If there is such a thing as growing human knowledge, then we cannot anticipate today, what we will only know tomorrow.
—Karl R. Popper, The Poverty of Historicism
WHAT CAN ECONOMISTS KNOW?
Market outcomes (such as asset prices) or overall levels of economic activity, consumption, or investment result from the decisions of many individuals. In analyzing how outcomes unfold over time, Hayek, Knight, Keynes, and other early modern economists related their accounts to individual decisionmaking. Their profound insight was to place nonroutine change and market participants' imperfect knowledge at the center of economic analysis.

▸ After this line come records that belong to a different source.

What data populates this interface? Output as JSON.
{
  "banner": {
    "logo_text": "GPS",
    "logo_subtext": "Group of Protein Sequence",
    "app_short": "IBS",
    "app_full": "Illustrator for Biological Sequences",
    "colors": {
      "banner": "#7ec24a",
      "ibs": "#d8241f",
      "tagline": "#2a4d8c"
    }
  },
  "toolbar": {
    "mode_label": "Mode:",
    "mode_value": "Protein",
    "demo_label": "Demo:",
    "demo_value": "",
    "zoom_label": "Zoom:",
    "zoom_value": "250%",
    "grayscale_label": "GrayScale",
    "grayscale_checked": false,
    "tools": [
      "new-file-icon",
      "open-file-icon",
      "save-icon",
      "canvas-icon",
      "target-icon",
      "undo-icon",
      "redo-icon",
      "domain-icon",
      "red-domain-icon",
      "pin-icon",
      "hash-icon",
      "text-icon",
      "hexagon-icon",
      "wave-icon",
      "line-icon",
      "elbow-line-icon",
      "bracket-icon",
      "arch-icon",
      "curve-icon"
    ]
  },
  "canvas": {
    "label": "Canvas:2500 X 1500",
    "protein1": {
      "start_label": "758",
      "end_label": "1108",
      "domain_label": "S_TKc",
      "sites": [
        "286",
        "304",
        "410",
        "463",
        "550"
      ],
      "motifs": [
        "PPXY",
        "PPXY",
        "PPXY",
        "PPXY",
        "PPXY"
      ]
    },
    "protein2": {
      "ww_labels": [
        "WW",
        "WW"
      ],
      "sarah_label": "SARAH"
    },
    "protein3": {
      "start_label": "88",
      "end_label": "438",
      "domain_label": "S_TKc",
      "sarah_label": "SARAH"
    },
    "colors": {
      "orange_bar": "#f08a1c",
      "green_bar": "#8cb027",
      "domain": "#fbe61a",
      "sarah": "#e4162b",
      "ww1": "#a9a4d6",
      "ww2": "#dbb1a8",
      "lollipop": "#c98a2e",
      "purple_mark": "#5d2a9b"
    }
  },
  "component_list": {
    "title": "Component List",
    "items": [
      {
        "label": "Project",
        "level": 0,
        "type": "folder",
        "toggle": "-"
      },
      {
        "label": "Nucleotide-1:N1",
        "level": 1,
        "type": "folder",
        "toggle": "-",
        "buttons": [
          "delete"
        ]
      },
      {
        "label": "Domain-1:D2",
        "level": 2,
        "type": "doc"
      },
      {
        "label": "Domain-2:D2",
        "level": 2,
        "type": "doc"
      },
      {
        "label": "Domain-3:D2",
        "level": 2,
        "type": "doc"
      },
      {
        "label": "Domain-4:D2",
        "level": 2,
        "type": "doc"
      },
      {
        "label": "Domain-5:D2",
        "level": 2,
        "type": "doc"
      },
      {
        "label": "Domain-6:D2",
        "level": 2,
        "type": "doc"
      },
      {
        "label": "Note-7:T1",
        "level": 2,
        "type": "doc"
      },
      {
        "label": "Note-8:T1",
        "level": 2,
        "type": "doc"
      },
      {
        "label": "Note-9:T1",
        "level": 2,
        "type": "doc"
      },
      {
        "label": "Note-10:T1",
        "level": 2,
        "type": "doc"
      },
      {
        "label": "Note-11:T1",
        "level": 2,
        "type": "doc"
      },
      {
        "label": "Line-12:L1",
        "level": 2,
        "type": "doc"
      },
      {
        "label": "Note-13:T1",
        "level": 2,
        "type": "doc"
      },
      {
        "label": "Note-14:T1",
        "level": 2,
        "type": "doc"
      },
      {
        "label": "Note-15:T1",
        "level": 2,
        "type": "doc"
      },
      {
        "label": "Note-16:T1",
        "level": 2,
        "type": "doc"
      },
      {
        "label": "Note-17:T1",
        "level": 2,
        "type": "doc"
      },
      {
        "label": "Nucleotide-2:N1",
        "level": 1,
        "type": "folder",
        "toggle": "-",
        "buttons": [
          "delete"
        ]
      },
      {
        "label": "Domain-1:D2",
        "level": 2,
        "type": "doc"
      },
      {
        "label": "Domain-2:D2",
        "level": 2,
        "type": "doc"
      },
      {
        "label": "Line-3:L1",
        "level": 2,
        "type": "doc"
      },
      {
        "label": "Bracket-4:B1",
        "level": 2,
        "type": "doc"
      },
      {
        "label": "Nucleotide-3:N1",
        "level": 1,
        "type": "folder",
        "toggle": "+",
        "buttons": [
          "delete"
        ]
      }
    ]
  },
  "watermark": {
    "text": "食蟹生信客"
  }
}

This focus led them to discover the limits of economists' own knowledge—and thus of economics itself.